The Android October security updates from Google for Android fix 54 distinct vulnerabilities, including two that are known to be actively exploited.
CVE-2023-4863 and CVE-2023-4211 are the two exploitable weaknesses, and Google has “indications that they may be under limited, targeted exploitation.”
A buffer overflow flaw known as CVE-2023-4863 affects various software programs, including Chrome, Firefox, iOS, Microsoft Teams, and many more. It is included in the widely used open-source library libwebp.
Although it existed in the underlying library, the specific bug was first incorrectly given different CVEs for Apple iOS and Google Chrome. The attempt to address it afterward by designating a new CVE (CVE-2023-5129) proved unsuccessful.
An actively exploited vulnerability known as CVE-2023-4211 affects several Arm Mali GPU driver versions used in a wide variety of Android device types.
In summary, the October 2023 Android update brings:

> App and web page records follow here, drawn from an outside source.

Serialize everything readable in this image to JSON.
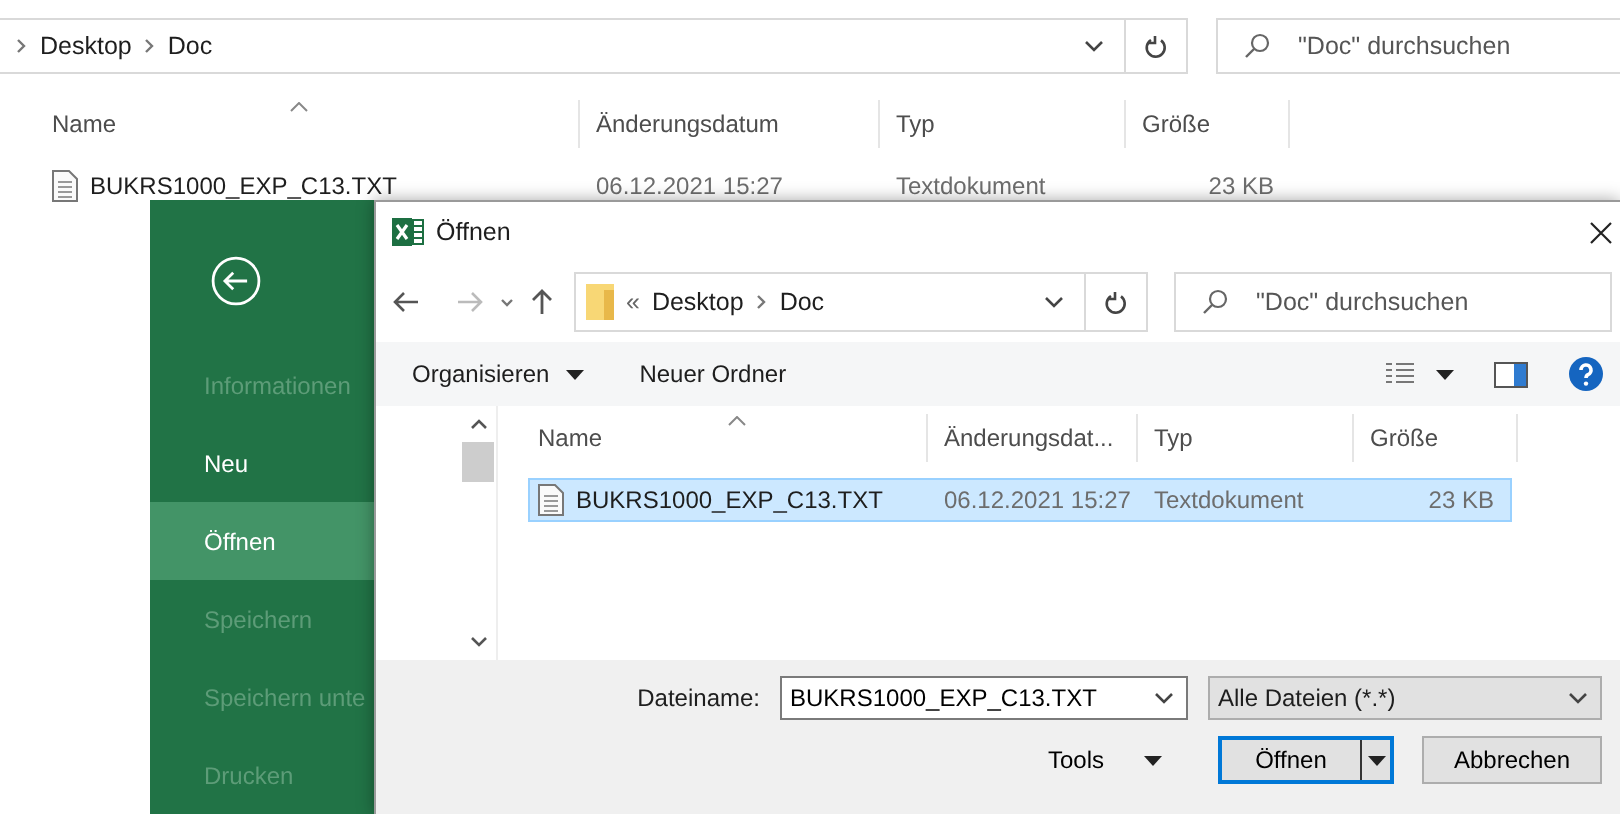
{
  "explorer": {
    "breadcrumb": [
      "Desktop",
      "Doc"
    ],
    "search": {
      "placeholder": "\"Doc\" durchsuchen"
    },
    "columns": [
      "Name",
      "Änderungsdatum",
      "Typ",
      "Größe"
    ],
    "rows": [
      {
        "name": "BUKRS1000_EXP_C13.TXT",
        "date": "06.12.2021 15:27",
        "type": "Textdokument",
        "size": "23 KB"
      }
    ]
  },
  "backstage": {
    "items": [
      {
        "label": "Informationen",
        "disabled": true,
        "selected": false
      },
      {
        "label": "Neu",
        "disabled": false,
        "selected": false
      },
      {
        "label": "Öffnen",
        "disabled": false,
        "selected": true
      },
      {
        "label": "Speichern",
        "disabled": true,
        "selected": false
      },
      {
        "label": "Speichern unte",
        "disabled": true,
        "selected": false
      },
      {
        "label": "Drucken",
        "disabled": true,
        "selected": false
      }
    ]
  },
  "dialog": {
    "title": "Öffnen",
    "overflow": "«",
    "breadcrumb": [
      "Desktop",
      "Doc"
    ],
    "search": {
      "placeholder": "\"Doc\" durchsuchen"
    },
    "toolbar": [
      {
        "label": "Organisieren",
        "kind": "menu"
      },
      {
        "label": "Neuer Ordner",
        "kind": "button"
      }
    ],
    "columns": [
      "Name",
      "Änderungsdat...",
      "Typ",
      "Größe"
    ],
    "rows": [
      {
        "name": "BUKRS1000_EXP_C13.TXT",
        "date": "06.12.2021 15:27",
        "type": "Textdokument",
        "size": "23 KB",
        "selected": true
      }
    ],
    "filename_label": "Dateiname:",
    "filename": "BUKRS1000_EXP_C13.TXT",
    "filter": "Alle Dateien (*.*)",
    "tools": "Tools",
    "buttons": [
      {
        "label": "Öffnen",
        "kind": "split",
        "default": true
      },
      {
        "label": "Abbrechen",
        "kind": "plain",
        "default": false
      }
    ]
  }
}
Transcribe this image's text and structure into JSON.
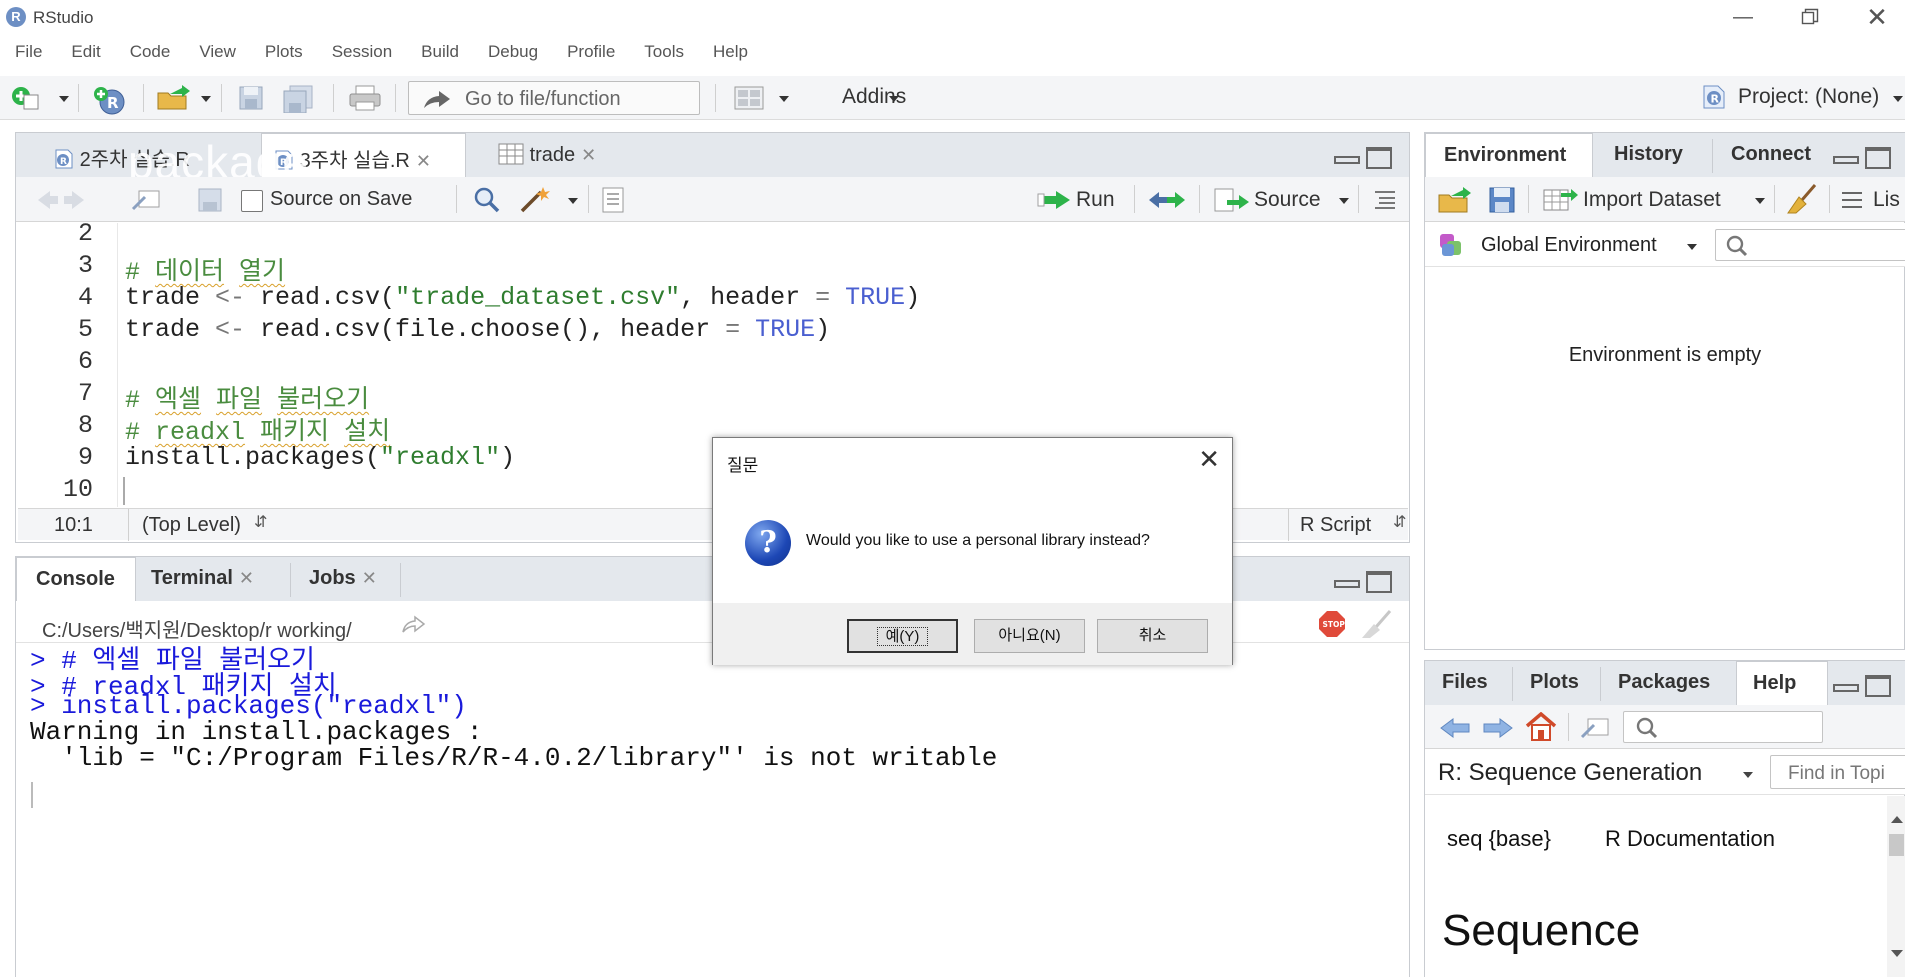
{
  "window": {
    "title": "RStudio",
    "logo_letter": "R"
  },
  "menu": [
    "File",
    "Edit",
    "Code",
    "View",
    "Plots",
    "Session",
    "Build",
    "Debug",
    "Profile",
    "Tools",
    "Help"
  ],
  "toolbar": {
    "goto_placeholder": "Go to file/function",
    "addins_label": "Addins",
    "project_label": "Project: (None)"
  },
  "editor": {
    "tabs": [
      {
        "label": "2주차 실습.R",
        "active": false
      },
      {
        "label": "3주차 실습.R",
        "active": true
      },
      {
        "label": "trade",
        "active": false
      }
    ],
    "ghost_text": "package",
    "source_on_save_label": "Source on Save",
    "run_label": "Run",
    "source_label": "Source",
    "line_numbers": [
      "2",
      "3",
      "4",
      "5",
      "6",
      "7",
      "8",
      "9",
      "10"
    ],
    "cursor_position": "10:1",
    "scope": "(Top Level)",
    "file_type": "R Script"
  },
  "console": {
    "tabs": [
      "Console",
      "Terminal",
      "Jobs"
    ],
    "working_dir": "C:/Users/백지원/Desktop/r working/",
    "lines": [
      {
        "type": "input",
        "text": "> # 엑셀 파일 불러오기"
      },
      {
        "type": "input",
        "text": "> # readxl 패키지 설치"
      },
      {
        "type": "input",
        "text": "> install.packages(\"readxl\")"
      },
      {
        "type": "output",
        "text": "Warning in install.packages :"
      },
      {
        "type": "output",
        "text": "  'lib = \"C:/Program Files/R/R-4.0.2/library\"' is not writable"
      }
    ]
  },
  "environment": {
    "tabs": [
      "Environment",
      "History",
      "Connect"
    ],
    "import_dataset_label": "Import Dataset",
    "list_label": "Lis",
    "scope_label": "Global Environment",
    "empty_message": "Environment is empty"
  },
  "files_pane": {
    "tabs": [
      "Files",
      "Plots",
      "Packages",
      "Help"
    ],
    "help_topic": "R: Sequence Generation",
    "find_placeholder": "Find in Topi",
    "doc_left": "seq {base}",
    "doc_right": "R Documentation",
    "doc_heading": "Sequence"
  },
  "dialog": {
    "title": "질문",
    "message": "Would you like to use a personal library instead?",
    "yes_label": "예(Y)",
    "no_label": "아니요(N)",
    "cancel_label": "취소"
  }
}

- 13 fixes in Android Framework
- 12 fixes in System components
- Two updates on Google Play
- Five fixes in Arm components
- Three fixes concerning MediaTek chips
- One fix concerning Unisoc chips
- 18 fixes on Qualcomm components (15 for closed-source)
Five of the 54 patches for Android 11 through 13 are classed as critical, and two of them deal with issues with remote code execution.
This update adheres to the regular practice of disseminating two patch levels: the first (2023-10-01) concentrates on core Android components (Framework + System), while the second (2023-10-06) covers the kernel and closed-source components.
With this method, device makers may choose to apply upgrades that are pertinent to the hardware models in their products, hastening their release.
The Android core updates for the current month as well as the updates from both levels of the previous month, in this case, September 2023, will be made available to users of the first patch level.
All the updates listed in this month’s bulletin will be sent to users who see the second path level on their update screen. Although they are no longer supported, Android versions 10 and earlier may still be affected, depending on the extent of some newly patched vulnerabilities.
However, it is advised for users of older Android systems to upgrade to a more recent model or to flash their device with a third-party Android distribution that provides security updates for their particular models.